The prince died “peacefully in his sleep” on Tuesday surrounded by his wife and two sons, Denmark’s Royal House said.
Prince Henrik was diagnosed with dementia last year and was hospitalized last month for a benign tumor in his lung. He was readmitted Feb. 2, when the palace said his health had “greatly worsened.”
Henrik was famous for his venting his frustration publicly about never becoming King of Denmark — instead receiving the title of Prince Consort when he married the heir to the Danish throne. In Denmark, if a princess is given the title of Queen, her husband does not automatically gain the title of king.
Henrik, who married Margrethe in 1967, announced last year that he did not want to be buried next to his wife because he was never made her equal.
Despite years of tradition of burying royal spouses beside one another in Roskilde Cathedral, the queen accepted his choice.
Prince Henrik caused a stir in 2002 when Crown Prince Frederik replaced Henrik to represent the Queen at a New Year’s ceremony.
“For many years I have been Denmark’s number two,” He said at the time. “I’ve been satisfied with that role, but I don’t want to be relegated to number three.”
Throughout his life, Prince Henrik served as patron of the Danish Red Cross, president of the World Wildlife Federation and the Europa Nostra. He studied law and politics at the Sorbonne in Paris and Chinese and Vietnamese languages.
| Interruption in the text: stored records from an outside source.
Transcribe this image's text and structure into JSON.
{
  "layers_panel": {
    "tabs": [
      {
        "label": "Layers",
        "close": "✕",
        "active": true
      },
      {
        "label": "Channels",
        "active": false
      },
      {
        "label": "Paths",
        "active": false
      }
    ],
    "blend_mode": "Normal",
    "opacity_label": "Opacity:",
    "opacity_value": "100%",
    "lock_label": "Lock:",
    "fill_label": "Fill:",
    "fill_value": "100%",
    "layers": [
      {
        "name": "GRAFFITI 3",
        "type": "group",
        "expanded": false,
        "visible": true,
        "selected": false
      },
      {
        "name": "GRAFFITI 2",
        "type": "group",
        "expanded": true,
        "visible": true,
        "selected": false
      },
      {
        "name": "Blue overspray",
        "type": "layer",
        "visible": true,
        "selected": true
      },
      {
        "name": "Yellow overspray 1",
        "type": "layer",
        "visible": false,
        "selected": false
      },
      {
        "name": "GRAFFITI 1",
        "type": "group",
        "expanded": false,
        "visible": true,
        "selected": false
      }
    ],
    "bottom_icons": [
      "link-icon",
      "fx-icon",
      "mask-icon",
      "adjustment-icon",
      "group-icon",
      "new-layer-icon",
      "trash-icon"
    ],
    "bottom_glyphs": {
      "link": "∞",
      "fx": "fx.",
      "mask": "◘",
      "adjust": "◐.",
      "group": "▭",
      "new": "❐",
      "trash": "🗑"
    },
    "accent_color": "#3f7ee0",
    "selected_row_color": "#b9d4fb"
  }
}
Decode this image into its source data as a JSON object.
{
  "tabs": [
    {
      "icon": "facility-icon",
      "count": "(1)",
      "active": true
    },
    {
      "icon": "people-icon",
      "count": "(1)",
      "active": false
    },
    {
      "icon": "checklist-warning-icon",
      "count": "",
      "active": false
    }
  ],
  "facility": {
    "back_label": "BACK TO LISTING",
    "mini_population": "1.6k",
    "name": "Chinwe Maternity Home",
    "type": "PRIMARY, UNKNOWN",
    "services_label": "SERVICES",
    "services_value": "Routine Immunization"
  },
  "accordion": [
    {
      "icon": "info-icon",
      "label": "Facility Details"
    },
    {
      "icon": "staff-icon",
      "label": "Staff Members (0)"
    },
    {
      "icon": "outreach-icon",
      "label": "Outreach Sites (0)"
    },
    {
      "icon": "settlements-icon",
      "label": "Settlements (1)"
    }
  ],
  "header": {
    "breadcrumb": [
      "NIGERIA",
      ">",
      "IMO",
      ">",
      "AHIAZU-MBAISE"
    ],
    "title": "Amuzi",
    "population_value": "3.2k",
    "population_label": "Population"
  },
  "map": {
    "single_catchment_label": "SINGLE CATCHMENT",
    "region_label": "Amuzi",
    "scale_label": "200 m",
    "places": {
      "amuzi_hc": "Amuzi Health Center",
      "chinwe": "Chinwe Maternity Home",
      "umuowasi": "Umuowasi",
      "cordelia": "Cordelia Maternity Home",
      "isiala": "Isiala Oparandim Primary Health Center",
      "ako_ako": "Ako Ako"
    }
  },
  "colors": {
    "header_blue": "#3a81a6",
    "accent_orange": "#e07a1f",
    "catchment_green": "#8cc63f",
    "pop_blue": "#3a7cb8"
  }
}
The prince also sold wine for more than 40 years after he and the Queen bought Château de Cayx in 1974.
By Sara Shayanian